Take from the records below each line that holds "lalu".

= PROVIDED DATA =
────────────────────────────────────────
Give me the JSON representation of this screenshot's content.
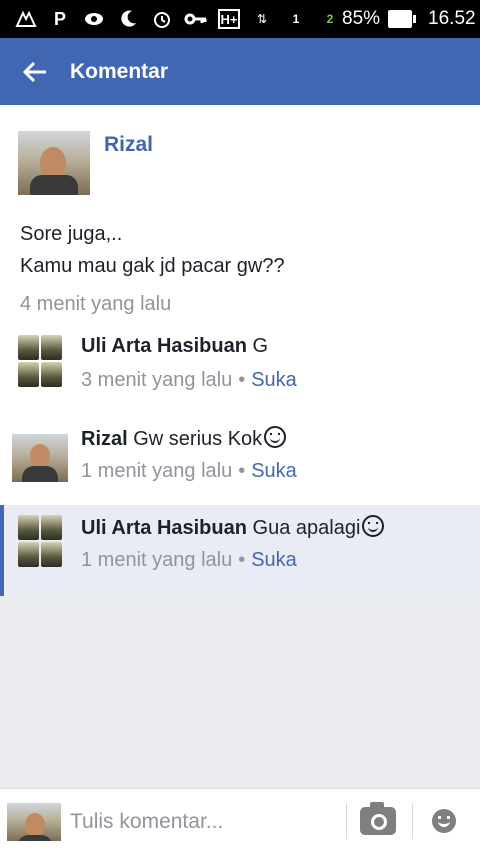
{
  "status_bar": {
    "icons": [
      "notification-icon",
      "parking-icon",
      "eye-icon",
      "moon-icon",
      "alarm-icon",
      "key-icon",
      "hplus-icon",
      "data-arrows-icon",
      "signal-icon"
    ],
    "sim1": "1",
    "sim2": "2",
    "battery": "85%",
    "time": "16.52"
  },
  "app_bar": {
    "back_icon": "arrow-left-icon",
    "title": "Komentar"
  },
  "post": {
    "author": "Rizal",
    "line1": "Sore juga,..",
    "line2": "Kamu mau gak jd pacar gw??",
    "time": "4 menit yang lalu"
  },
  "comments": [
    {
      "name": "Uli Arta Hasibuan",
      "text": "G",
      "time": "3 menit yang lalu",
      "like": "Suka"
    },
    {
      "name": "Rizal",
      "text": "Gw serius Kok",
      "time": "1 menit yang lalu",
      "like": "Suka"
    },
    {
      "name": "Uli Arta Hasibuan",
      "text": "Gua apalagi",
      "time": "1 menit yang lalu",
      "like": "Suka"
    }
  ],
  "composer": {
    "placeholder": "Tulis komentar...",
    "camera_icon": "camera-icon",
    "emoji_icon": "smiley-icon"
  },
  "colors": {
    "brand": "#4267b2",
    "muted": "#90949c",
    "highlight": "#e9ecf4"
  }
}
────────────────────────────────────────
= OUTPUT FOR THIS TASK =
    "time": "4 menit yang lalu"
      "time": "3 menit yang lalu",
      "time": "1 menit yang lalu",
      "time": "1 menit yang lalu",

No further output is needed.